The advert, which launched across free to air and subscription TV nationally on 5 January, imagines an alternate reality that sees people banished to infinite cultural exile for being “Un-Australian”.
“Un-Australian” offences include eating a pie with a knife and fork, not knowing the lyrics to Khe Sanh, dobbing on someone, buying a beer with zero percent alcohol or watching a show with subtitles.
At first, the ad appears to play into old stereotypes from Australian Lamb campaigns of yore.
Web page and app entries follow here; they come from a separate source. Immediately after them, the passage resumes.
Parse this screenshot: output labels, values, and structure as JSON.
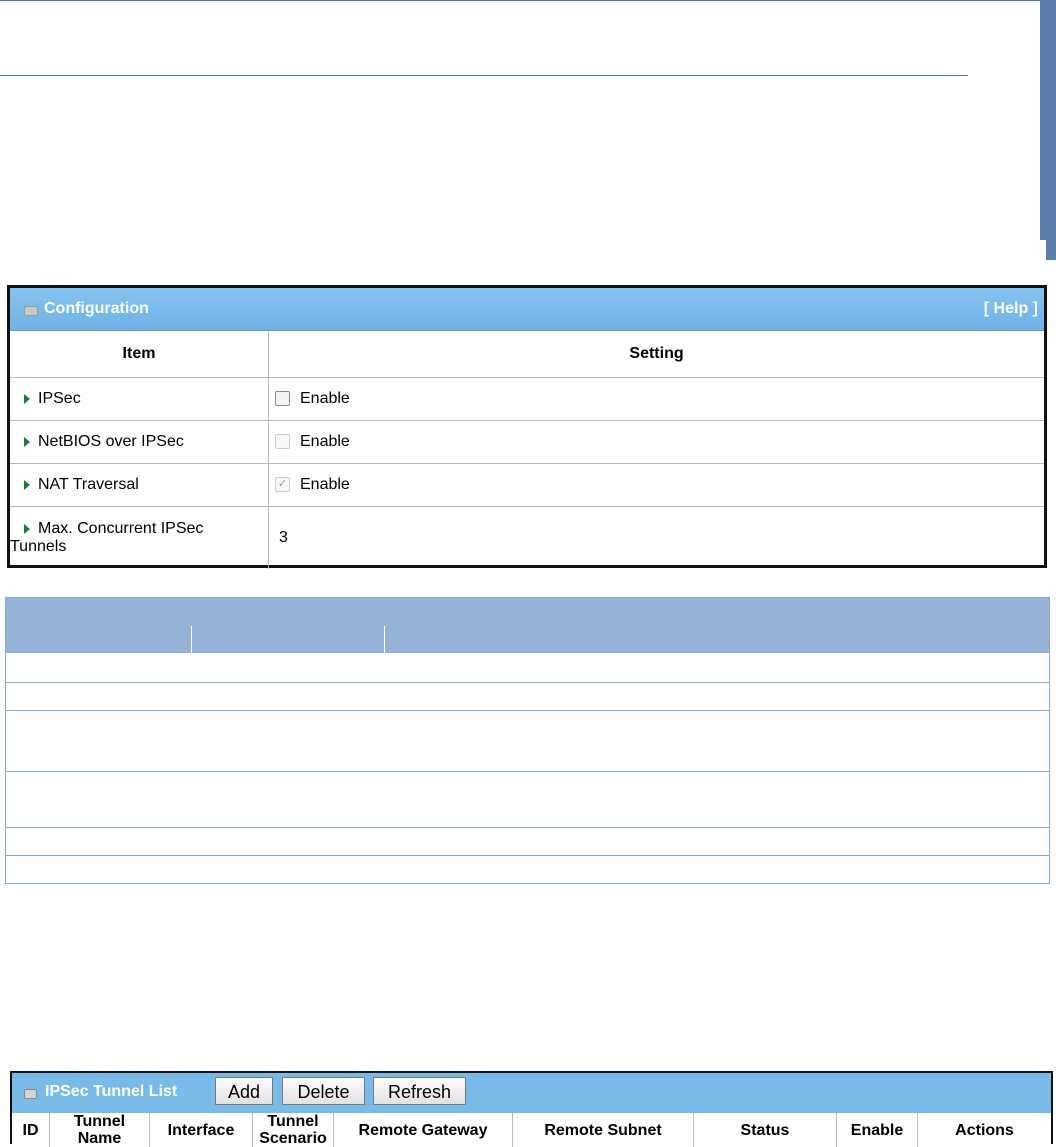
{
  "configuration": {
    "title": "Configuration",
    "help_label": "[ Help ]",
    "col_item": "Item",
    "col_setting": "Setting",
    "rows": [
      {
        "label": "IPSec",
        "setting": "Enable",
        "checkbox": "unchecked"
      },
      {
        "label": "NetBIOS over IPSec",
        "setting": "Enable",
        "checkbox": "disabled"
      },
      {
        "label": "NAT Traversal",
        "setting": "Enable",
        "checkbox": "checked-disabled"
      },
      {
        "label_line1": "Max. Concurrent IPSec",
        "label_line2": "Tunnels",
        "value": "3"
      }
    ]
  },
  "tunnel_list": {
    "title": "IPSec Tunnel List",
    "add_label": "Add",
    "delete_label": "Delete",
    "refresh_label": "Refresh",
    "columns": {
      "id": "ID",
      "tunnel_name_1": "Tunnel",
      "tunnel_name_2": "Name",
      "interface": "Interface",
      "scenario_1": "Tunnel",
      "scenario_2": "Scenario",
      "remote_gateway": "Remote Gateway",
      "remote_subnet": "Remote Subnet",
      "status": "Status",
      "enable": "Enable",
      "actions": "Actions"
    }
  },
  "colors": {
    "panel_header": "#78bbe9",
    "desc_header": "#95b3d7",
    "rule": "#4f7aa0"
  }
}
In 2005, sports commentator and ‘Lambassador’ Sam Kekovich first berated the “creeping tide of un-Australiansim” in a TVC that mimicked a prime ministerial address. Sitting in front of an Australian flag, Kekovich barked out a list of items that were “eroding our great traditions”, from tofu sausages enjoyed by “long-haired dole-bludging types” to brightly coloured thongs with flowers on them.
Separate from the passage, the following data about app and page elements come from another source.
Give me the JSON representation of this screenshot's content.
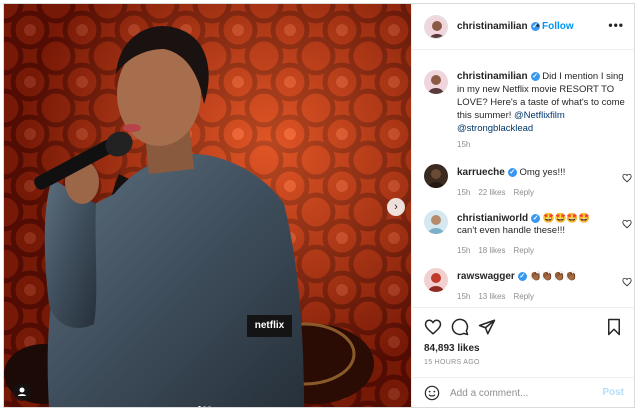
{
  "post": {
    "username": "christinamilian",
    "follow_label": "Follow",
    "more_icon": "more-horizontal-icon",
    "photo_overlay_label": "netflix",
    "carousel": {
      "count": 3,
      "active": 0
    },
    "caption": {
      "username": "christinamilian",
      "text": "Did I mention I sing in my new Netflix movie RESORT TO LOVE? Here's a taste of what's to come this summer!",
      "mention1": "@Netflixfilm",
      "mention2": "@strongblacklead",
      "time": "15h"
    },
    "comments": [
      {
        "username": "karrueche",
        "text": "Omg yes!!!",
        "time": "15h",
        "likes": "22 likes",
        "reply": "Reply"
      },
      {
        "username": "christianiworld",
        "text": "🤩🤩🤩🤩 can't even handle these!!!",
        "time": "15h",
        "likes": "18 likes",
        "reply": "Reply"
      },
      {
        "username": "rawswagger",
        "text": "👏🏾👏🏾👏🏾👏🏾",
        "time": "15h",
        "likes": "13 likes",
        "reply": "Reply"
      }
    ],
    "likes_count": "84,893 likes",
    "posted_ago": "15 HOURS AGO",
    "add_comment_placeholder": "Add a comment...",
    "post_label": "Post"
  },
  "colors": {
    "link": "#0095f6",
    "verified": "#3897f0",
    "muted": "#8e8e8e",
    "text": "#262626",
    "photo_background": "#b52a10"
  },
  "icons": [
    "verified-badge-icon",
    "heart-icon",
    "comment-icon",
    "share-icon",
    "bookmark-icon",
    "emoji-icon",
    "chevron-right-icon",
    "user-tag-icon"
  ]
}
When Kekovich himself appears in Un-Australian exile in the 2023 campaign, things start to take a twist. Nearly everyone and everything begins to populate ‘Un-Australia’, making exile look more like paradise. It’s suddenly an ad about just how ridiculous accusations of un-Australianism have become.
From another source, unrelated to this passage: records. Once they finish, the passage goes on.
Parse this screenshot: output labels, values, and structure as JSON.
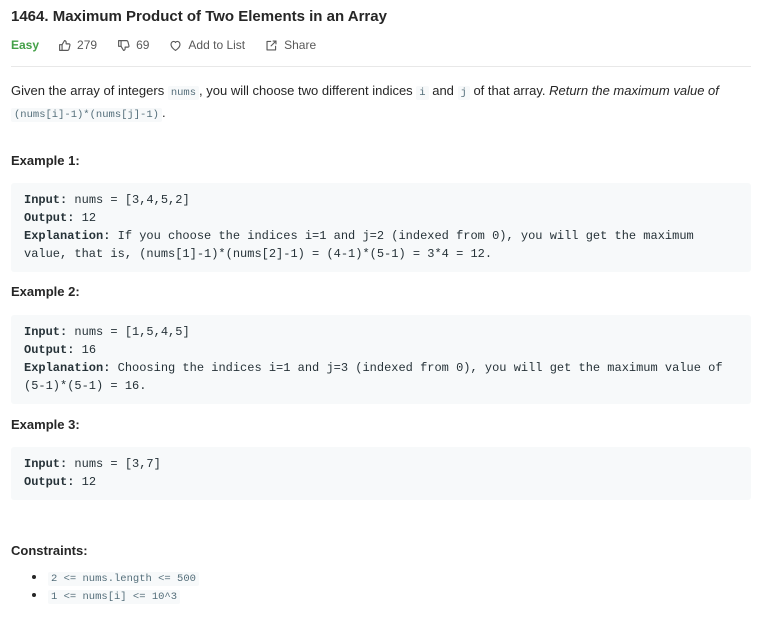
{
  "problem": {
    "title": "1464. Maximum Product of Two Elements in an Array",
    "difficulty": "Easy",
    "likes": "279",
    "dislikes": "69",
    "add_to_list": "Add to List",
    "share": "Share"
  },
  "description": {
    "p1": "Given the array of integers ",
    "code_nums": "nums",
    "p2": ", you will choose two different indices ",
    "code_i": "i",
    "p3": " and ",
    "code_j": "j",
    "p4": " of that array. ",
    "italic": "Return the maximum value of",
    "code_expr": "(nums[i]-1)*(nums[j]-1)",
    "p5": "."
  },
  "examples": [
    {
      "title": "Example 1:",
      "input_label": "Input:",
      "input_value": " nums = [3,4,5,2]",
      "output_label": "Output:",
      "output_value": " 12",
      "explanation_label": "Explanation:",
      "explanation_value": " If you choose the indices i=1 and j=2 (indexed from 0), you will get the maximum value, that is, (nums[1]-1)*(nums[2]-1) = (4-1)*(5-1) = 3*4 = 12."
    },
    {
      "title": "Example 2:",
      "input_label": "Input:",
      "input_value": " nums = [1,5,4,5]",
      "output_label": "Output:",
      "output_value": " 16",
      "explanation_label": "Explanation:",
      "explanation_value": " Choosing the indices i=1 and j=3 (indexed from 0), you will get the maximum value of (5-1)*(5-1) = 16."
    },
    {
      "title": "Example 3:",
      "input_label": "Input:",
      "input_value": " nums = [3,7]",
      "output_label": "Output:",
      "output_value": " 12"
    }
  ],
  "constraints": {
    "title": "Constraints:",
    "items": [
      "2 <= nums.length <= 500",
      "1 <= nums[i] <= 10^3"
    ]
  },
  "colors": {
    "difficulty_easy": "#43a047",
    "code_background": "#f7f9fa"
  }
}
“Looks like we’re all a bit un-Australian,” reflects one of the banished.
“Guess that’s what makes us Australian,” another replies.
How do we get back? “Why would you want to?” the ad concludes.
“As ever, this campaign is topical, tongue in cheek and positions lamb as the meat of choice to unite us,” says MLA’s domestic market manager Graeme Yardy.
“The use of ‘Un-Australian’ has got out of control, everything from how you eat your pie to having a wedding on Grand Final day is on the chopping block. Chances are you’ll be viewed as ‘Un-Australian’ by someone! What makes Australia great is that we celebrate our differences. Lamb is famous for bringing Aussies together, so what better way to cut through this division and help us come together over these collective differences than with a good lamb BBQ.”
Keeping up with changing cultural tides
While this year’s campaign does not explicitly address MLA’s own contribution to the ‘Un-Australian’ cultural narrative, it acknowledges its mistakes with a wink and a nod, knowing just how well-embedded these yearly campaigns are in recent Australian memory.
MLA has steadily back-pedalled on the, at times, downright racist, homophobic and hyper-masculine Australian cultural identity celebrated in its ads for up to a decade.
In the 2013 campaign, AFL players in tutus and Kekovich getting a manicure represented un-Australianisms.
Always topical, Kekovich bemoaned cricketers sending text messages to “English trollops” in 2006. In the original campaign, he can be heard saying, “If I hear another person say thong, when they mean those swimming costumes puncy Brazilian blokes wear up their bums, I’ll do my block”. Yikes.
The white male sports Lambassador has faded into the background in recent years in favour of faces that are more representative of Australia’s ethnic and gender diversity. MLA has even acknowledged the contentiousness of Australia Day, launching campaigns for summer rather than specifically for 26 January.
The Australian Lamb campaigns have, albeit slowly, swapped division for inclusivity, and even dropped the cheap shots at vegans in its attempts to get Aussies to ‘Share the Lamb’.